SC verdict on Riba should be implemented in letter and spirit
ISLAMABAD: The Supreme Court’s 1999 verdict on Riba (interest) was a historic and landmark development, not only for Pakistan, but for the whole world.
While a review petition was pending since long, there seems to be little scope for any major alteration. The judgement was so sound, comprehensive and lucid in argument that it has very little room, if any, for review. It has been kept pending for almost a decade and no date has been fixed for its hearing. The verdict needs to be implemented in letter and spirit to establish a comprehensive economic system based on Islamic teachings.
These were the views expressed by different experts at a seminar on ‘Islamic Banking and Finance: SC Riba Judgement and Beyond’ organised by the Institute of Policy Studies (IPS), Islamabad, as part of a series of such events under its research programme on Islamic economics and finance.
IPS Founding Chairman Professor Khurshid Ahmad, who is internationally acclaimed as one of the pioneers and authorities in the field of Islamic finance was the keynote speaker. Others who spoke on the occasion included International Islamic University Islamabad (IIUI) Sharia Academy DG Dr Muhammad Tahir Mansuri, IPS DG Khalid Rahman, senior IPS associate Ameena Sohail, Al-Hidaya Centre for Islamic Finance’s Shariah Advisory and Structuring Head M Saarim Ghazai, and IIUI Sharia and Law lecturer Ghazala Ghalib Khan.

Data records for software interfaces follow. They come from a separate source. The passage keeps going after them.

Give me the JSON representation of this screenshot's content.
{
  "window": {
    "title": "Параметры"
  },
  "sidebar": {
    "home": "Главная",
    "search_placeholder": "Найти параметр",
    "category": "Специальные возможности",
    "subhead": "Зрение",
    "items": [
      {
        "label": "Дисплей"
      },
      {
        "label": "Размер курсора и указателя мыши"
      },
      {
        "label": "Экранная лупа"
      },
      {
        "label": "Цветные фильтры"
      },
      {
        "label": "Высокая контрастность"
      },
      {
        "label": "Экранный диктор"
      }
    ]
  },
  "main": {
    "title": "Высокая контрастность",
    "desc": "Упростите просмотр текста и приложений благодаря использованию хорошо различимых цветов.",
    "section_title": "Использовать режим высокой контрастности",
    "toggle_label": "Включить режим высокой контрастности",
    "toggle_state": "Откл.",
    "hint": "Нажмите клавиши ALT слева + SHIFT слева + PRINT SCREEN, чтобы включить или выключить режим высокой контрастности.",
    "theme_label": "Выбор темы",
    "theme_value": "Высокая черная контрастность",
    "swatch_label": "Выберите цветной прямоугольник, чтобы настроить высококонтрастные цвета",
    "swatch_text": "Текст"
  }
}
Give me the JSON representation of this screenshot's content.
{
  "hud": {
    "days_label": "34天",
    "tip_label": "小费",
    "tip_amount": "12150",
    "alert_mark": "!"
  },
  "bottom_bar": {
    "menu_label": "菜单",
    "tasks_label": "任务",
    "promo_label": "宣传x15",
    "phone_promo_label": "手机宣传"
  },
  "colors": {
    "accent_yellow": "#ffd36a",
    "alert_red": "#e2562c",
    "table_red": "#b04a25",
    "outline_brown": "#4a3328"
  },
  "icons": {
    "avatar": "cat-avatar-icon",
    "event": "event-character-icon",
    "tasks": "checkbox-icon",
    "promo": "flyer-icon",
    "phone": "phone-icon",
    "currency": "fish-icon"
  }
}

Commenting on the SC judgement, Professor Ahmad said that it had done the remarkable work of summarising the debate that had been intriguing the minds for four to five centuries. He said that the over 1,100-page judgement was a landmark verdict in the sense that it takes into account theoretical as well as operational aspects of the issue and has once for all settled all issues from a position of authority. On the academic front the judgement has acquired the position of a ‘reference point’ and any scholarly discussion on Islamic finance anywhere in the world was deemed incomplete without reference and recourse to it but on practical level a lot has to be done to bring a real change.
He noted that money was the instrument for exchange and for measuring the value but it has to be used for actual economic activity in the fields of industry and production that would create job opportunities and require commercial activities. The real problem with the capitalist economic model was that money has become an objective in itself and the whole economic activity was based on the principle of ‘money begets money’.
He stressed that commodity, money, commodity (CMC) model has to be adopted instead of MCM or merely MMM model in order to avoid concentration of money in few hands with others struggling for life.
Referring to the development of Islamic banking in Pakistan following this judgment, he said that it can best be explained as a first step in the right direction. One should not undermine the positive features of Islamic banking in consequence of which Islamic banks have fared well in comparison with other financial institutions even during global economic crisis but at the same time it has to be admitted that Islamic banks have to go a long way before a real change can be expected. Though, Islamic banks should rely less on products with fixed or near-fixed profit and do more to become the catalysts for real economic growth, he noted.
He stressed that in order to achieve the spirit of Islamic economics Islamic banks need to shift themselves from current trade-oriented operations to production-oriented ventures. Shariah Boards of Islamic banks should come forward to achieve the spirit of Islamic law through efficiency, equity, competitiveness, transparency and information.
He stressed that Islamic banks need to be transparent, efficient and competitive in all respects to make them the first choice. Detailed manuals for Shariah audit have been developed and have to be adopted by all Islamic banks.
Discussing the future of Islamic banking he noted that it cannot run without Islamic economics. He was of the view that not only the political will was absent in decision making circles for reforming the economy, any attempt in this direction was deliberately frustrated by them.
He opined that while the efforts to bring a change from top to bottom should continue, visible change would be brought through a bottom-up approach where grass root economic activity has to be initiated through new economic structures and ventures based on Riba-free micro-financing. He shared the experience of one such voluntary organization, which has lent over three billion rupees with a return rate of 99 percent and its model was being studied globally by leading business schools.
He also underlined the need for public education, awareness and participation of people in order to bring Islamic economics in full operation.